[Website and app data records]
*-*-*

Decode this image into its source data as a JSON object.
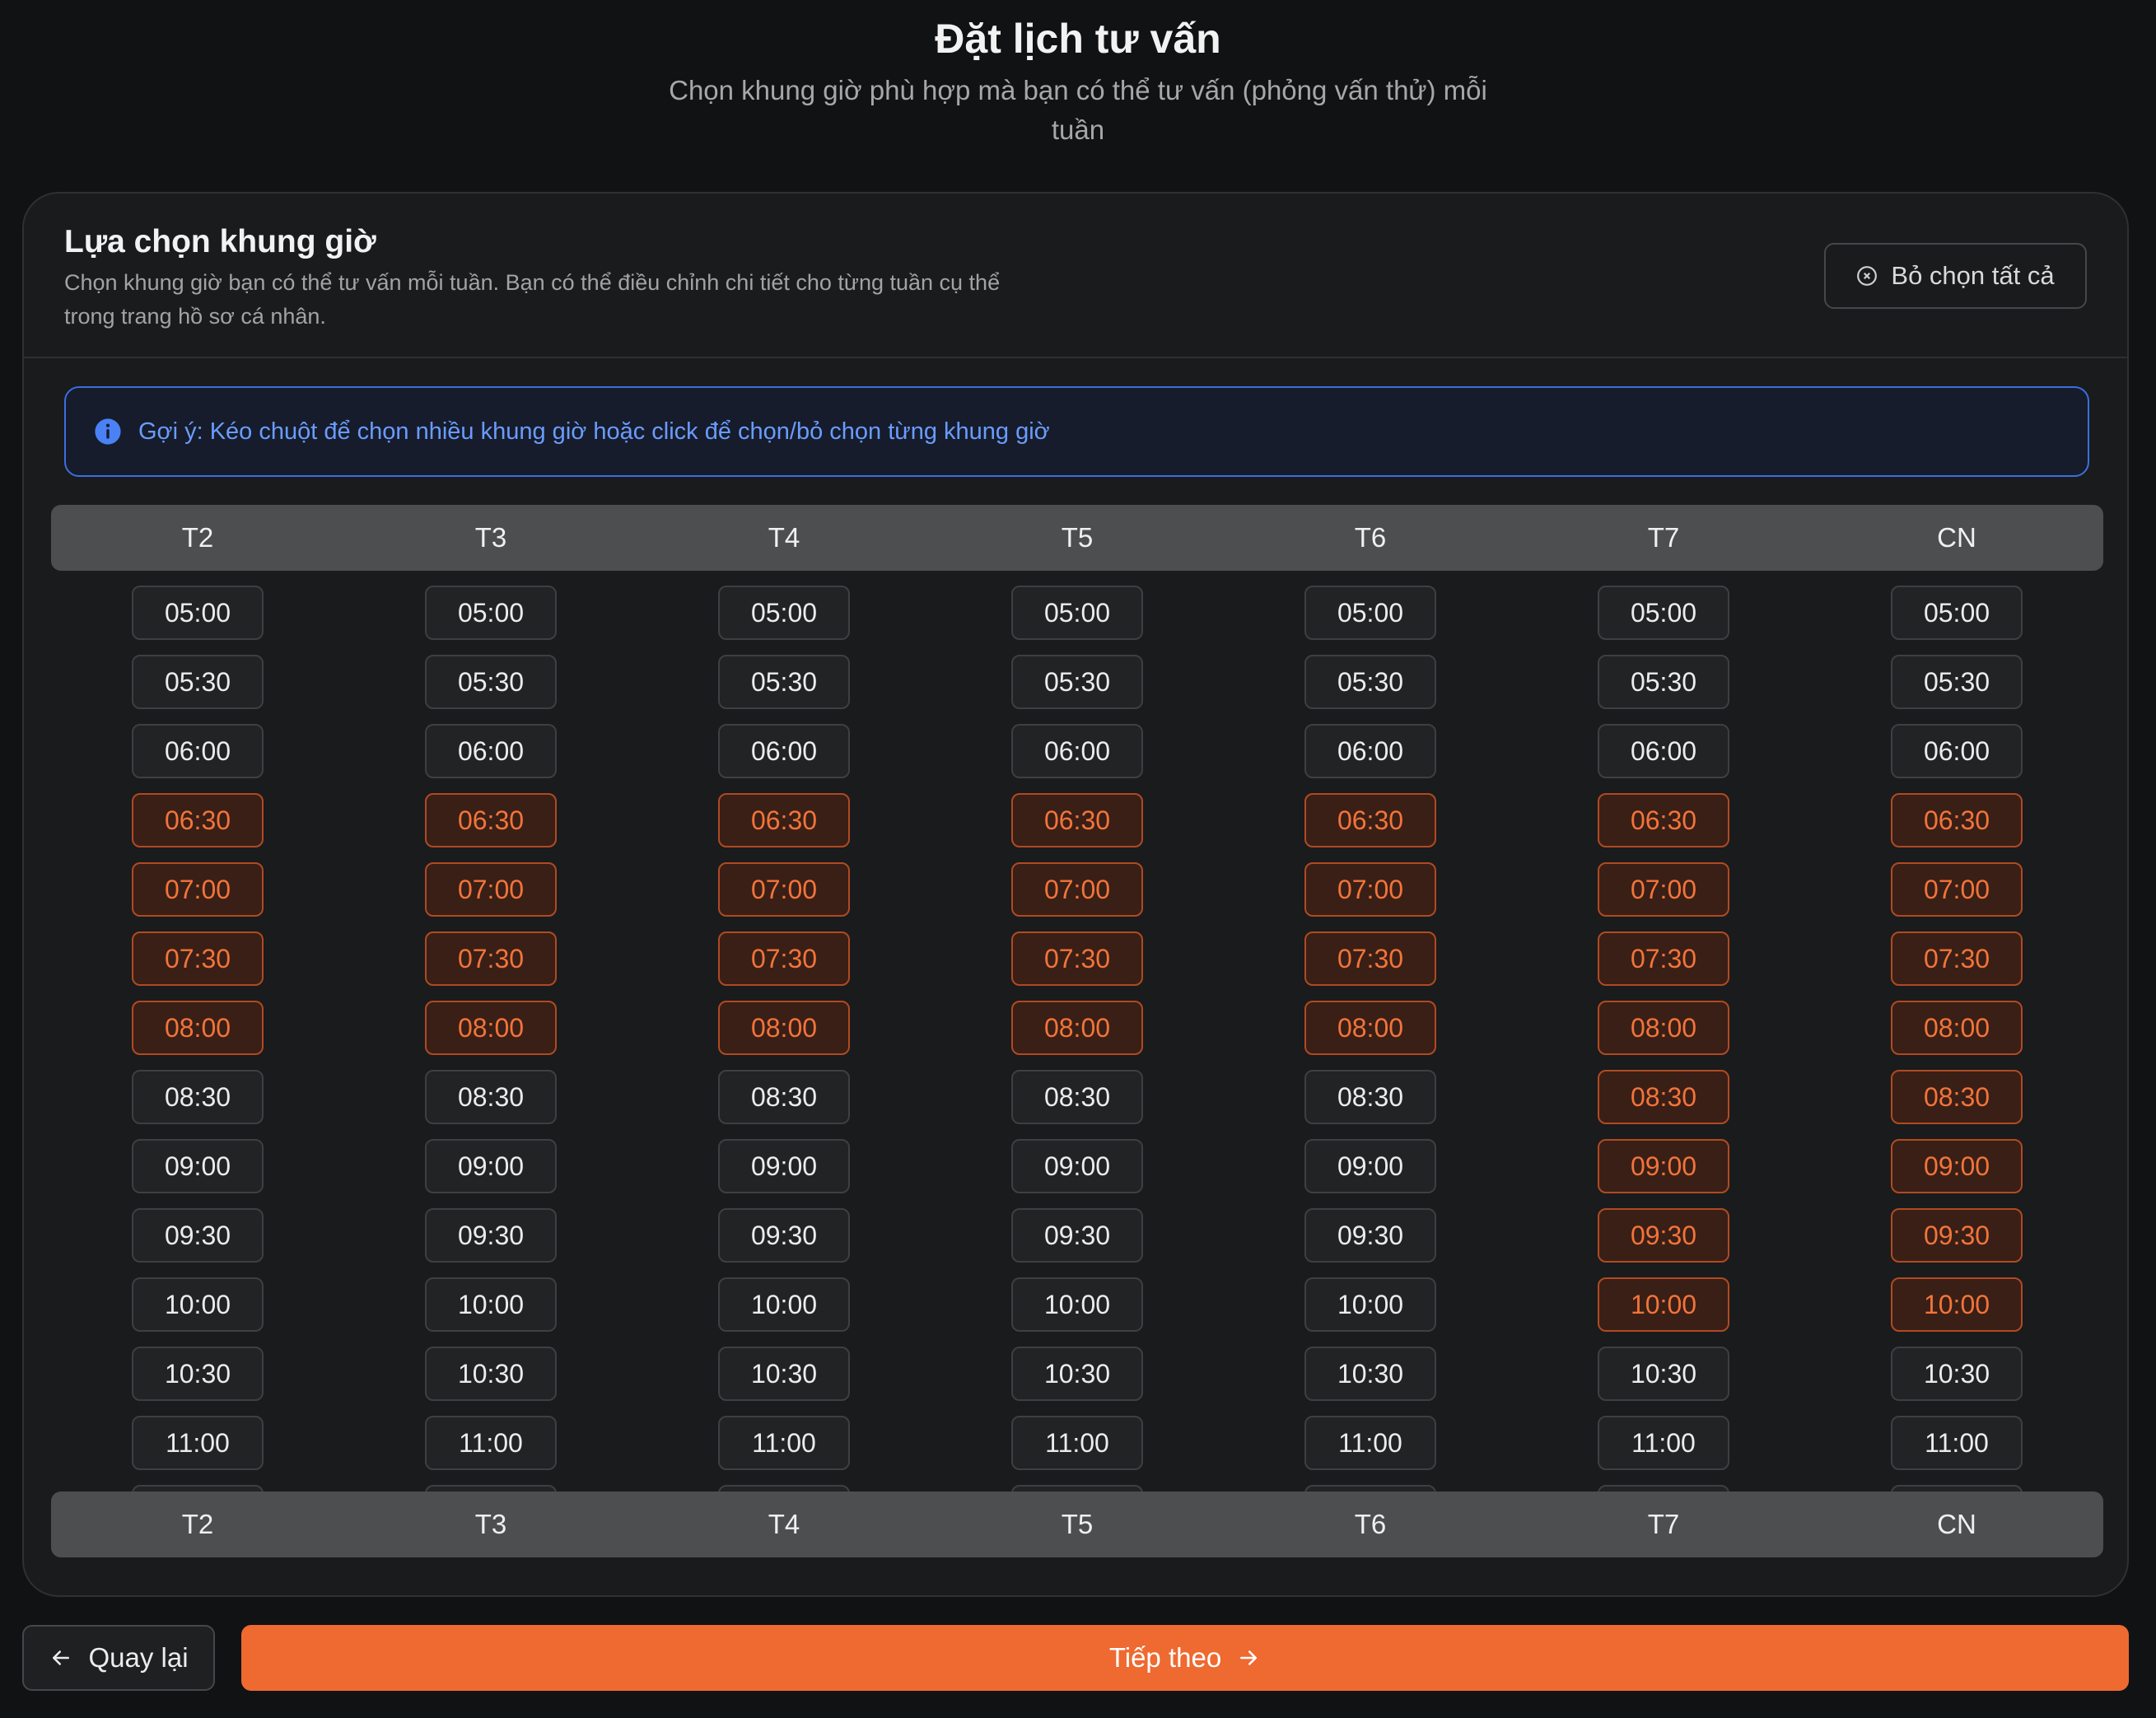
{
  "page": {
    "title": "Đặt lịch tư vấn",
    "subtitle": "Chọn khung giờ phù hợp mà bạn có thể tư vấn (phỏng vấn thử) mỗi tuần"
  },
  "card": {
    "title": "Lựa chọn khung giờ",
    "description": "Chọn khung giờ bạn có thể tư vấn mỗi tuần. Bạn có thể điều chỉnh chi tiết cho từng tuần cụ thể trong trang hồ sơ cá nhân.",
    "clear_all_label": "Bỏ chọn tất cả",
    "hint": "Gợi ý: Kéo chuột để chọn nhiều khung giờ hoặc click để chọn/bỏ chọn từng khung giờ"
  },
  "days": [
    "T2",
    "T3",
    "T4",
    "T5",
    "T6",
    "T7",
    "CN"
  ],
  "times": [
    "05:00",
    "05:30",
    "06:00",
    "06:30",
    "07:00",
    "07:30",
    "08:00",
    "08:30",
    "09:00",
    "09:30",
    "10:00",
    "10:30",
    "11:00"
  ],
  "selected": {
    "T2": [
      "06:30",
      "07:00",
      "07:30",
      "08:00"
    ],
    "T3": [
      "06:30",
      "07:00",
      "07:30",
      "08:00"
    ],
    "T4": [
      "06:30",
      "07:00",
      "07:30",
      "08:00"
    ],
    "T5": [
      "06:30",
      "07:00",
      "07:30",
      "08:00"
    ],
    "T6": [
      "06:30",
      "07:00",
      "07:30",
      "08:00"
    ],
    "T7": [
      "06:30",
      "07:00",
      "07:30",
      "08:00",
      "08:30",
      "09:00",
      "09:30",
      "10:00"
    ],
    "CN": [
      "06:30",
      "07:00",
      "07:30",
      "08:00",
      "08:30",
      "09:00",
      "09:30",
      "10:00"
    ]
  },
  "footer": {
    "back_label": "Quay lại",
    "next_label": "Tiếp theo"
  },
  "colors": {
    "accent": "#ee6a30",
    "selected_text": "#f2743a",
    "hint_border": "#3b6fe0"
  },
  "icons": {
    "clear": "x-circle-icon",
    "hint": "info-icon",
    "back": "arrow-left-icon",
    "next": "arrow-right-icon"
  }
}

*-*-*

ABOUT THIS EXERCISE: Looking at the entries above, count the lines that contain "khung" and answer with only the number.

TASK RESPONSE: 4